The child moved to a new city with his mother and three siblings and was refused a space at his sister’s school, which has made it impossible for the mother to take him to the school where he was accepted.
Six-year-old Harry Kirby’s mother Kelly Reynolds is publicly asking the Surrey County Council to reconsider her circumstance to make her eligible for free transportation so Kirby can go to his new school, according to Daily Mail.
Kirby has not been to school in more than four months as it has become logistically impossible for the 28-year-old mother-of-four to walk him to the Holmesdale Community Infant School in Reigate, the UK, which is too far from their home.

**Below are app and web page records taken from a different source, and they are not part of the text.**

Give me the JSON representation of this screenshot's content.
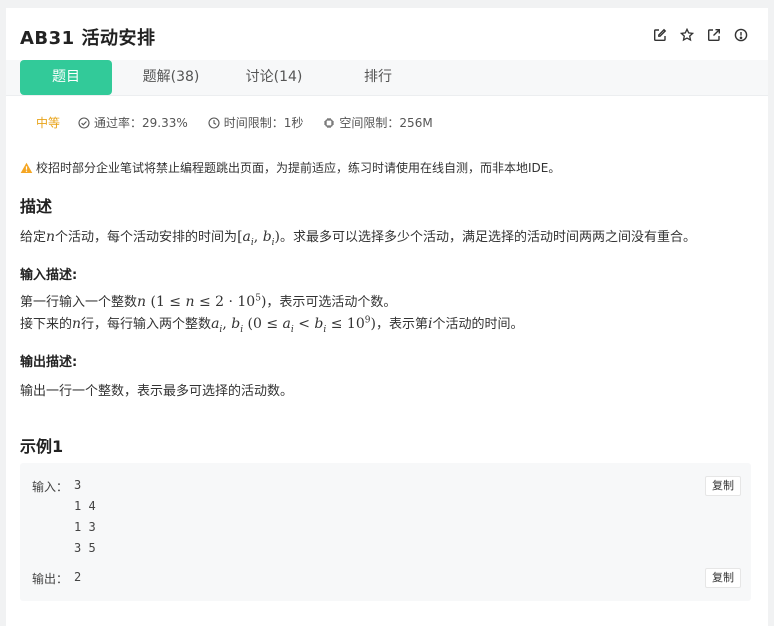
{
  "problem": {
    "title": "AB31  活动安排"
  },
  "tabs": [
    {
      "label": "题目",
      "active": true
    },
    {
      "label": "题解(38)"
    },
    {
      "label": "讨论(14)"
    },
    {
      "label": "排行"
    }
  ],
  "meta": {
    "level": "中等",
    "pass_rate": "通过率：29.33%",
    "time_limit": "时间限制：1秒",
    "space_limit": "空间限制：256M"
  },
  "notice": "校招时部分企业笔试将禁止编程题跳出页面，为提前适应，练习时请使用在线自测，而非本地IDE。",
  "description": {
    "heading": "描述",
    "text_before": "给定",
    "var_n": "n",
    "text_mid": "个活动，每个活动安排的时间为",
    "interval": "[a_i, b_i)",
    "text_after": "。求最多可以选择多少个活动，满足选择的活动时间两两之间没有重合。"
  },
  "input_desc": {
    "heading": "输入描述:",
    "line1_before": "第一行输入一个整数",
    "line1_after": "，表示可选活动个数。",
    "line2_before": "接下来的",
    "line2_mid": "行，每行输入两个整数",
    "line2_after": "，表示第",
    "line2_end": "个活动的时间。"
  },
  "output_desc": {
    "heading": "输出描述:",
    "text": "输出一行一个整数，表示最多可选择的活动数。"
  },
  "example": {
    "heading": "示例1",
    "input_label": "输入：",
    "input_lines": [
      "3",
      "1 4",
      "1 3",
      "3 5"
    ],
    "output_label": "输出：",
    "output": "2",
    "copy_label": "复制"
  },
  "colors": {
    "accent": "#32ca99",
    "level": "#e8a318",
    "warning": "#f5a623"
  }
}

With her children enrolled in two different schools and Reynolds not driving a car, she has not been able to take Kirby to his, as she would need to do a 90-minute walk twice a day to achieve it. Read more on our Twitter account @amomama_usa
The council doesn’t consider Kirby eligible for free transport because his offered school is at a walking distance from where he lives, but Reynolds thinks they have to take her complex situation into account and give her a hand.
She has to walk 20 minutes from Reigate to Wray Common where Harry’s 8-year-old sister Lily goes to school and back and then walk 25 minutes to Holmesdale with nobody to leave her other children at home with.
“I had to make the terrible decision about what child of mine should go to school as the council aren't willing to provide transportation for Harry to get to Holmesdale, Reynolds told Daily Mail.
“Lily is now making friends, having them round for dinner and joining clubs but Harry is completely missing out on that. They have completely and utterly failed my children.”
-Kelly Reynolds, Daily Mail, December 12, 2018.
Reynolds has been going through a difficult financial situation during this year, and she is struggling to provide her children a home and an education, and social services have refused to grant her the help she needs to take Harry to school.
“They told me I have to find someone to take him to school. They want me to let my son go off with someone I don't know who I am supposed to just ask to take him in,” Reynolds said.
“I was also told I have to send him to after-school clubs [so I would have time to go and collect Lily] but they cost £370 a month. I'm a single mother with four children; that is completely unreasonable. I don't know what else to do,” she complained.
A spokesman from the county council said that they have tried to do everything in their power to help Reynolds in accordance to the national guideline, and has offered advice to her.
“We're supporting her to see if we can get her children into the same school (Wray Common) but this is only possible if a space becomes available. We've also advised her of the transport appeal process,” the spokesman said.
While this mother is struggling with the authorities to make possible for her son to attend school, the newlywed parents of a 7-year-old from Stockin-On-Tees, also in the UK, could be facing jail for making her daughter miss school to take her along on their honeymoon.
Upon their return from the honeymoon in New York City, their girl’s school-issued them with a £60 ($75) fine that they refused to pay on principle, as they don’t think they broke the school rules.
Their refusal to pay the fine has sent this couple to court, and in case they don’t accept their mistake, they might have to spend some time behind bars.